-------- ENTRIES SHOWN

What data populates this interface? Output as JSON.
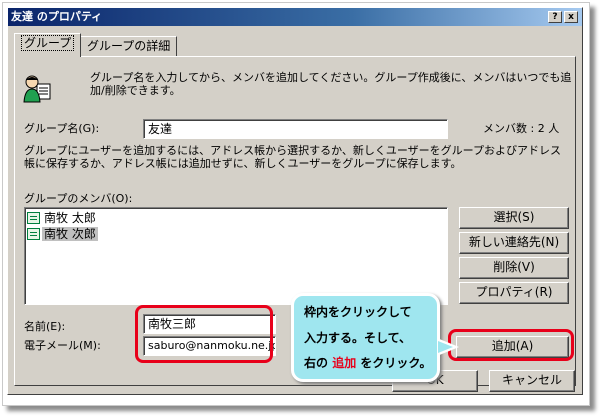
{
  "window": {
    "title": "友達 のプロパティ",
    "help_glyph": "?",
    "close_glyph": "x"
  },
  "tabs": [
    {
      "label": "グループ",
      "active": true
    },
    {
      "label": "グループの詳細",
      "active": false
    }
  ],
  "intro_text": [
    "グループ名を入力してから、メンバを追加してください。グループ作成後に、メンバはいつでも追",
    "加/削除できます。"
  ],
  "group_name": {
    "label": "グループ名(G):",
    "value": "友達",
    "member_count": "メンバ数 : 2 人"
  },
  "description": [
    "グループにユーザーを追加するには、アドレス帳から選択するか、新しくユーザーをグループおよびアドレス",
    "帳に保存するか、アドレス帳には追加せずに、新しくユーザーをグループに保存します。"
  ],
  "members": {
    "label": "グループのメンバ(O):",
    "items": [
      {
        "name": "南牧 太郎",
        "selected": false
      },
      {
        "name": "南牧 次郎",
        "selected": true
      }
    ]
  },
  "side_buttons": {
    "select": "選択(S)",
    "new_contact": "新しい連絡先(N)",
    "remove": "削除(V)",
    "properties": "プロパティ(R)"
  },
  "name_field": {
    "label": "名前(E):",
    "value": "南牧三郎"
  },
  "email_field": {
    "label": "電子メール(M):",
    "value": "saburo@nanmoku.ne.jp"
  },
  "add_button": "追加(A)",
  "ok_button": "OK",
  "cancel_button": "キャンセル",
  "callout": {
    "line1": "枠内をクリックして",
    "line2": "入力する。そして、",
    "line3_pre": "右の",
    "line3_red": "追加",
    "line3_post": "をクリック。"
  },
  "colors": {
    "highlight": "#e8001a",
    "callout_bg": "#9fe6ef",
    "title_bar": "#0a246a",
    "dialog_face": "#d4d0c8"
  }
}
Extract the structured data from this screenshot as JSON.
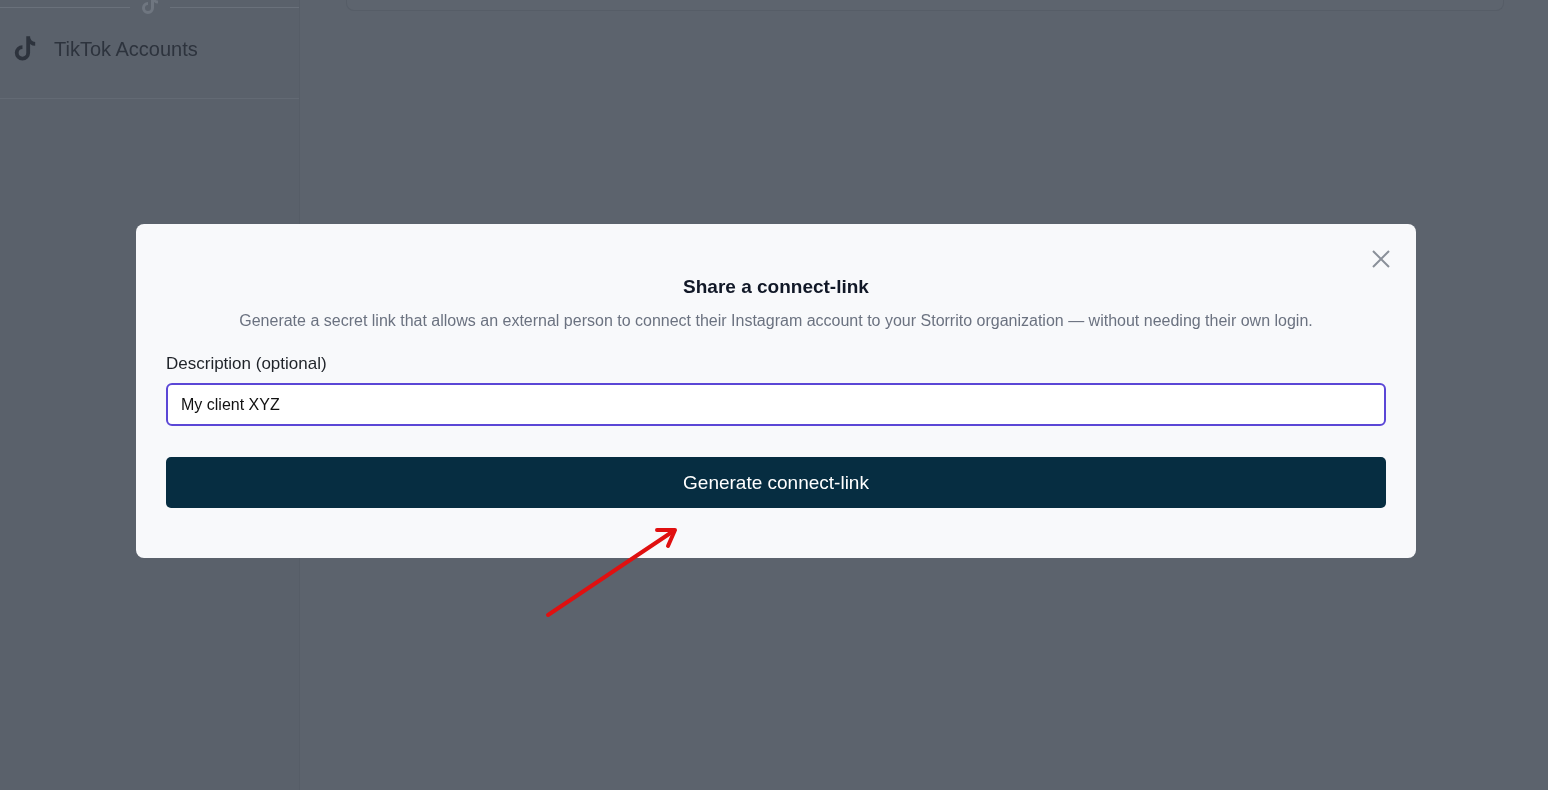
{
  "sidebar": {
    "items": [
      {
        "label": "TikTok Accounts"
      }
    ]
  },
  "dialog": {
    "title": "Share a connect-link",
    "description": "Generate a secret link that allows an external person to connect their Instagram account to your Storrito organization — without needing their own login.",
    "field": {
      "label": "Description (optional)",
      "value": "My client XYZ"
    },
    "button": "Generate connect-link"
  }
}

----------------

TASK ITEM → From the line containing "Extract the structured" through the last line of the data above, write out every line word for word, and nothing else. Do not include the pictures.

WRITTEN RESPONSE →
Extract the structured data from this screenshot as JSON.
{
  "sidebar": {
    "items": [
      {
        "label": "TikTok Accounts"
      }
    ]
  },
  "dialog": {
    "title": "Share a connect-link",
    "description": "Generate a secret link that allows an external person to connect their Instagram account to your Storrito organization — without needing their own login.",
    "field": {
      "label": "Description (optional)",
      "value": "My client XYZ"
    },
    "button": "Generate connect-link"
  }
}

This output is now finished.